In some cases, personal injury matters cannot be settled in pre-suit negotiations. When this happens, the injured victim should file a lawsuit against the responsible party to seek damages for his or her injuries. During a civil lawsuit, there are many steps that have to be taken before the case actually reaches trial. One of these steps is jury selection. This is a very important part of the process. Robert Dixon is a highly qualified personal injury attorney who understands the lawsuit process, including jury selection as well as the role and responsibilities of a jury.
The American justice system is rooted in the idea that every individual is entitled to a fair trial. Thus, a jury must be comprised of a neutral and unbiased representative sample of the local population. Once the court summons a number of jurors, the group is narrowed down through a process known as “voir dire.” Voir dire is used to ascertain if a particular juror is biased or if there is a reason that the juror should not be allowed to serve on the jury. The following reasons would be considered cause for a juror not to serve: knowledge of the facts, relationship or acquaintanceship with one of the parties, or being involved in a prior lawsuit under similar circumstances.
The jury selection process can affect the result of a case. In Pembroke Lakes Mall v. McGruder, for example, two defendants were sued in a slip and fall case. The jury returned a verdict in favor of the plaintiff, who had slipped and fallen on a wet floor while visiting Pembroke Lakes Mall. The defendants subsequently filed a post-verdict motion to avoid a judgment. They alleged that they were improperly denied the opportunity to question four jurors who failed to communicate their involvement in prior litigation.
Eventually, the appeals court held that the trial court had erred when it denied the defendant’s motion to interview the jurors. The Court used the standard from Florida’s Supreme Court decision in De La Rosa v. Zequira, which mandates that a moving party demonstrate that the concealed information is relevant and material to jury service, that the juror concealed the information during questioning, and that the failure to disclose the information could not be attributed to the complaining party’s lack of diligence.

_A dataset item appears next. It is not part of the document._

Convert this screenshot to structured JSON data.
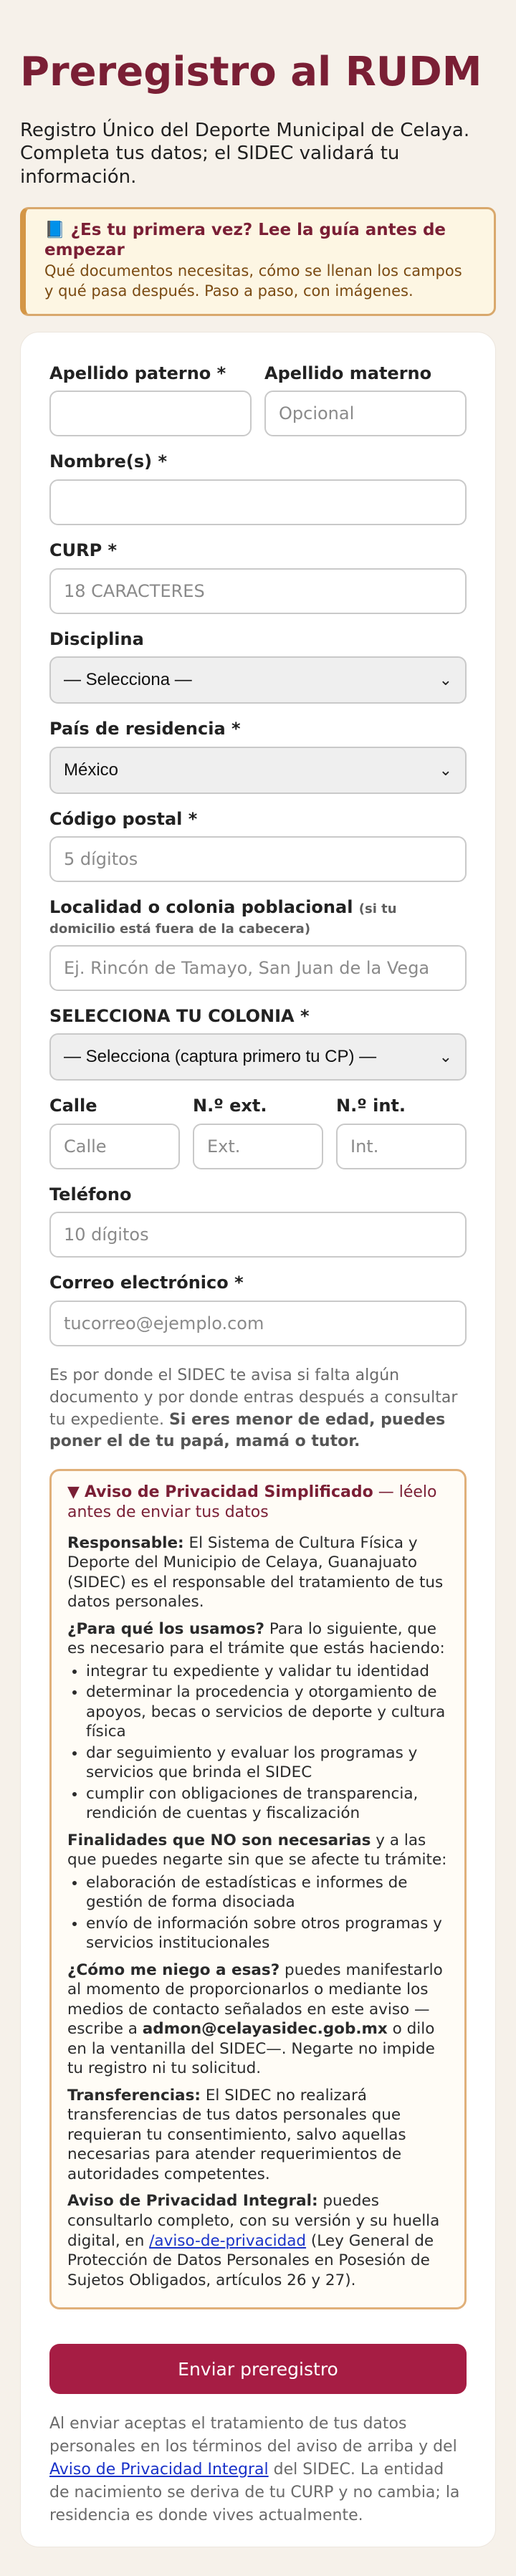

Here, the information that the jurors were involved in prior litigation was both relevant and material to the slip and fall case because at least one of the jurors was involved in a personal injury claim and may have been involved in litigation that was relevant to the case at hand. Additionally, three of the four jurors at issue had been involved in litigation in the past four years.
At the Law Offices of Robert Dixon, our competent South Florida premises liability attorneys provide representation to individuals and families dealing with personal injury cases. We understand that going through a lawsuit is a stressful and cumbersome process. Our goal is to get our clients the justice and fair compensation that they deserve. For more information, contact us online or call us today at 1-877-499-HURT (4878) for a free case evaluation.

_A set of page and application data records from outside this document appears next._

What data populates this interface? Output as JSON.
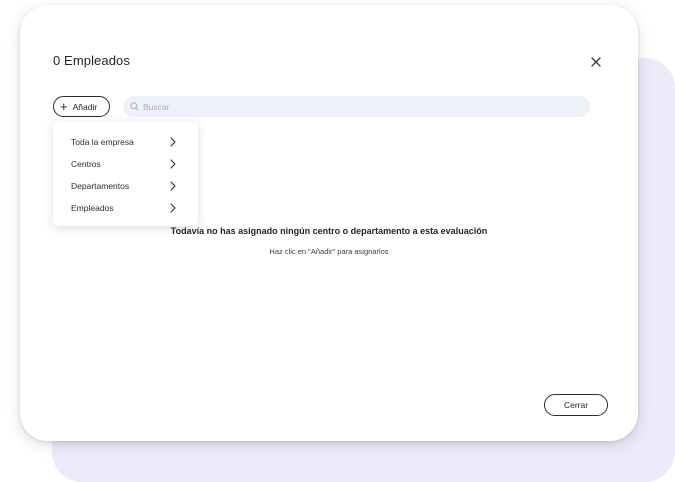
{
  "modal": {
    "title": "0 Empleados",
    "close_icon": "close-icon"
  },
  "toolbar": {
    "add_label": "Añadir",
    "add_icon": "plus-icon",
    "search_placeholder": "Buscar",
    "search_value": "",
    "search_icon": "search-icon"
  },
  "dropdown": {
    "items": [
      {
        "label": "Toda la empresa",
        "icon": "chevron-right-icon"
      },
      {
        "label": "Centros",
        "icon": "chevron-right-icon"
      },
      {
        "label": "Departamentos",
        "icon": "chevron-right-icon"
      },
      {
        "label": "Empleados",
        "icon": "chevron-right-icon"
      }
    ]
  },
  "empty_state": {
    "title": "Todavía no has asignado ningún centro o departamento a esta evaluación",
    "subtitle": "Haz clic en \"Añadir\" para asignarlos"
  },
  "footer": {
    "close_label": "Cerrar"
  },
  "colors": {
    "accent_background": "#ebebfa",
    "search_background": "#eef1f7",
    "text": "#24242e"
  }
}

More Blog Posts:
The Concept of “Proximate Cause” in Florida Personal Injury Claims, South Florida Injury Lawyer Blawg, October 31, 2014

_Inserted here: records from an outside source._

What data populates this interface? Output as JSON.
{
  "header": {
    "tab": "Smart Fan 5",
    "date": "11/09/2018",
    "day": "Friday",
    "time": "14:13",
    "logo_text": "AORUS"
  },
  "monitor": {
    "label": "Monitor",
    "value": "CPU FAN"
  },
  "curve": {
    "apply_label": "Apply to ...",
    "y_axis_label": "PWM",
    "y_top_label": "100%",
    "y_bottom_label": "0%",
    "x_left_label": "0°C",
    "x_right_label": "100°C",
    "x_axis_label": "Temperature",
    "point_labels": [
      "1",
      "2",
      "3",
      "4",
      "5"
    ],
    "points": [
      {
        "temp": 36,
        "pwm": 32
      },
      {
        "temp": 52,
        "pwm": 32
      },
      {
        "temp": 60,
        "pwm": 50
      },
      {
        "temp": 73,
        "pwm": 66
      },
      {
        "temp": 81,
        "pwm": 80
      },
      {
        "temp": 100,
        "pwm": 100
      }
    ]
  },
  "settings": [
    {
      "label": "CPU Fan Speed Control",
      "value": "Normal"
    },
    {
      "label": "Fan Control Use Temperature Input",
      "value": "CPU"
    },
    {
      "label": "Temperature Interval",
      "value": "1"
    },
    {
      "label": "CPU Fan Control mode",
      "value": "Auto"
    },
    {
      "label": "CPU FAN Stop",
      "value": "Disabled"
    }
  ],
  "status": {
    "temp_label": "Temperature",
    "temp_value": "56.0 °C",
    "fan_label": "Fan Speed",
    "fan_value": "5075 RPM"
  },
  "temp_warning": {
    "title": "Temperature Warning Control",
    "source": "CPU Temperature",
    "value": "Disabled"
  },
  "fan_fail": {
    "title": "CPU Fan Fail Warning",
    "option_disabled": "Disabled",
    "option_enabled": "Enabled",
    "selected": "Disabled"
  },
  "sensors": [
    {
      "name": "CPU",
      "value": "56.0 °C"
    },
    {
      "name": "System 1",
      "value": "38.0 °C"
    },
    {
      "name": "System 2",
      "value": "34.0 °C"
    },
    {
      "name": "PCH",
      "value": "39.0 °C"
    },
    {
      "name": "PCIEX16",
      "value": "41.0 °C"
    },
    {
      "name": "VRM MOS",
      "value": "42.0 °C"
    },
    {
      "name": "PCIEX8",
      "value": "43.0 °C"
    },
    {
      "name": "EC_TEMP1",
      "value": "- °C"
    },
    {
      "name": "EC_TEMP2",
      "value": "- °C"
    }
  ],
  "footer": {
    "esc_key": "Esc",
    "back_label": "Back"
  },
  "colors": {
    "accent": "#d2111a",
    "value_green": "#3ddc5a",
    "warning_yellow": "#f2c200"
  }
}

The Role of “Med Pay” in Florida Slip and Fall Accidents, South Florida Injury Lawyer Blawg, October 21, 2014
Dealing with Tire Blowout Accidents in Florida, South Florida Injury Lawyer Blawg, October 21, 2014